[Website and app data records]
********************
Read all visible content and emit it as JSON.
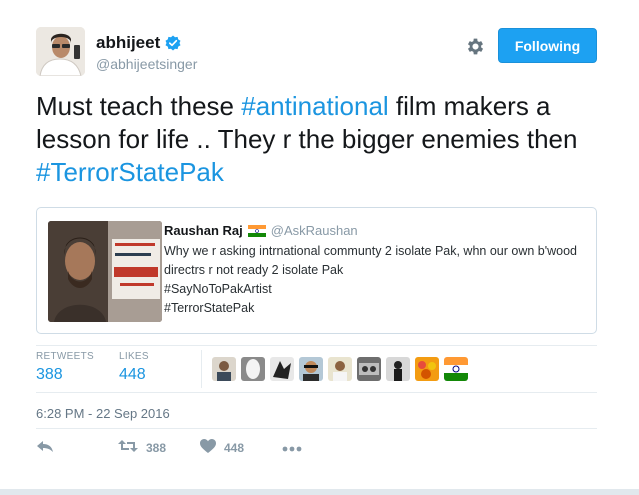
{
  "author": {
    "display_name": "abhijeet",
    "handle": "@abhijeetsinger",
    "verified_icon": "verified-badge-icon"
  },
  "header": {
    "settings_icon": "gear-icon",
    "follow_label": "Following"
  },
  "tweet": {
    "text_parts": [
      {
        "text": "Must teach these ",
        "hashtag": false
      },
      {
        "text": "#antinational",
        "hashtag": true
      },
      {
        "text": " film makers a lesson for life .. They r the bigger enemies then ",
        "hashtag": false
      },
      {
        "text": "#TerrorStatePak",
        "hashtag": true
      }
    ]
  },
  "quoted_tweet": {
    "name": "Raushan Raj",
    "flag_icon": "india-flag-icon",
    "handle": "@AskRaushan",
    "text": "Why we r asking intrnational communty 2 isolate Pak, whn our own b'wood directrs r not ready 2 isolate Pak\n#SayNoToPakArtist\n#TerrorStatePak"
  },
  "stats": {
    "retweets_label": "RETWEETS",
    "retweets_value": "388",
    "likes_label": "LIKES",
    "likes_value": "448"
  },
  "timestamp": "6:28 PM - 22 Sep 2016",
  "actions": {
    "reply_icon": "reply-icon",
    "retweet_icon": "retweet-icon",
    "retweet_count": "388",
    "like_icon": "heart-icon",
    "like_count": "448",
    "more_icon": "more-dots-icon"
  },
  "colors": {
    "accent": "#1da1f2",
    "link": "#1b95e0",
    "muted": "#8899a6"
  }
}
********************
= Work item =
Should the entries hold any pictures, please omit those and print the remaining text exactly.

= Task output =
Read all visible content and emit it as JSON.
{
  "author": {
    "display_name": "abhijeet",
    "handle": "@abhijeetsinger",
    "verified_icon": "verified-badge-icon"
  },
  "header": {
    "settings_icon": "gear-icon",
    "follow_label": "Following"
  },
  "tweet": {
    "text_parts": [
      {
        "text": "Must teach these ",
        "hashtag": false
      },
      {
        "text": "#antinational",
        "hashtag": true
      },
      {
        "text": " film makers a lesson for life .. They r the bigger enemies then ",
        "hashtag": false
      },
      {
        "text": "#TerrorStatePak",
        "hashtag": true
      }
    ]
  },
  "quoted_tweet": {
    "name": "Raushan Raj",
    "flag_icon": "india-flag-icon",
    "handle": "@AskRaushan",
    "text": "Why we r asking intrnational communty 2 isolate Pak, whn our own b'wood directrs r not ready 2 isolate Pak\n#SayNoToPakArtist\n#TerrorStatePak"
  },
  "stats": {
    "retweets_label": "RETWEETS",
    "retweets_value": "388",
    "likes_label": "LIKES",
    "likes_value": "448"
  },
  "timestamp": "6:28 PM - 22 Sep 2016",
  "actions": {
    "reply_icon": "reply-icon",
    "retweet_icon": "retweet-icon",
    "retweet_count": "388",
    "like_icon": "heart-icon",
    "like_count": "448",
    "more_icon": "more-dots-icon"
  },
  "colors": {
    "accent": "#1da1f2",
    "link": "#1b95e0",
    "muted": "#8899a6"
  }
}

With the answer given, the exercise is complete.